AIM OF THE EXERCISE: Write out exactly the lines from the one containing "Serialize everything readable" through the last line of the records below, and no others.

(Element data from apps and pages)
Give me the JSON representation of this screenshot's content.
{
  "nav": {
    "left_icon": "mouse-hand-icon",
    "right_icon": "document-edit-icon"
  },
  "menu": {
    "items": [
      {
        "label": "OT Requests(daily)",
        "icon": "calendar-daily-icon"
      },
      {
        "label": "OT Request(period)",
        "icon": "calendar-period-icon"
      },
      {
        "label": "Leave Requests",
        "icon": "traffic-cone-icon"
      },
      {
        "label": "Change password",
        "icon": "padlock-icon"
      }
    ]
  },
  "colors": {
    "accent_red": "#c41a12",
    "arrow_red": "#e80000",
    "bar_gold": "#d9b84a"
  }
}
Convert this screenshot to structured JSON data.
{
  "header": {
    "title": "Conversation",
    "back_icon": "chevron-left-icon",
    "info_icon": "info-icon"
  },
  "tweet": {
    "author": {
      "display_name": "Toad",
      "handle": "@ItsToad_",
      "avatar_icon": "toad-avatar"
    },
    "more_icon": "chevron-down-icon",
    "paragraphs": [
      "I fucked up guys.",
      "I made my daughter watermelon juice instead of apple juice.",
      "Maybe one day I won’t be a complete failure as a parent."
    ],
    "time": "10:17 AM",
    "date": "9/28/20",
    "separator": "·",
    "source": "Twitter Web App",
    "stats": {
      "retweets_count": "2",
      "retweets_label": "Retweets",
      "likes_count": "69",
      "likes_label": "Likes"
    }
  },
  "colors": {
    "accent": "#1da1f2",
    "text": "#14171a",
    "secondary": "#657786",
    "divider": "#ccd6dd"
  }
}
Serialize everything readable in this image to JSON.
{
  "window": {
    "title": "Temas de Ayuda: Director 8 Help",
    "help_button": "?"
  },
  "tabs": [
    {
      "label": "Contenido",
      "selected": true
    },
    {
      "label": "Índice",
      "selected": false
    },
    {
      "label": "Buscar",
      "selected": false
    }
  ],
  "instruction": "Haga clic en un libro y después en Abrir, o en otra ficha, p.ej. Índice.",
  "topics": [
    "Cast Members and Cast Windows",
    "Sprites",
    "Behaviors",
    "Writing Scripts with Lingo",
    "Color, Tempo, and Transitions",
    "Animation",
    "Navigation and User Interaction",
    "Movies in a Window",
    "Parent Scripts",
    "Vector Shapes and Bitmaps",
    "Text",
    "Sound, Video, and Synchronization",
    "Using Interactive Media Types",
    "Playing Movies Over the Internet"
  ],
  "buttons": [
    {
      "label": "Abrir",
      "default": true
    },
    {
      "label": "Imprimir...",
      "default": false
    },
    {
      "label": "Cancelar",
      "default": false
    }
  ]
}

WRITTEN RESPONSE:
Serialize everything readable in this image to JSON.
{
  "window": {
    "title": "Temas de Ayuda: Director 8 Help",
    "help_button": "?"
  },
  "tabs": [
    {
      "label": "Contenido",
      "selected": true
    },
    {
      "label": "Índice",
      "selected": false
    },
    {
      "label": "Buscar",
      "selected": false
    }
  ],
  "instruction": "Haga clic en un libro y después en Abrir, o en otra ficha, p.ej. Índice.",
  "topics": [
    "Cast Members and Cast Windows",
    "Sprites",
    "Behaviors",
    "Writing Scripts with Lingo",
    "Color, Tempo, and Transitions",
    "Animation",
    "Navigation and User Interaction",
    "Movies in a Window",
    "Parent Scripts",
    "Vector Shapes and Bitmaps",
    "Text",
    "Sound, Video, and Synchronization",
    "Using Interactive Media Types",
    "Playing Movies Over the Internet"
  ],
  "buttons": [
    {
      "label": "Abrir",
      "default": true
    },
    {
      "label": "Imprimir...",
      "default": false
    },
    {
      "label": "Cancelar",
      "default": false
    }
  ]
}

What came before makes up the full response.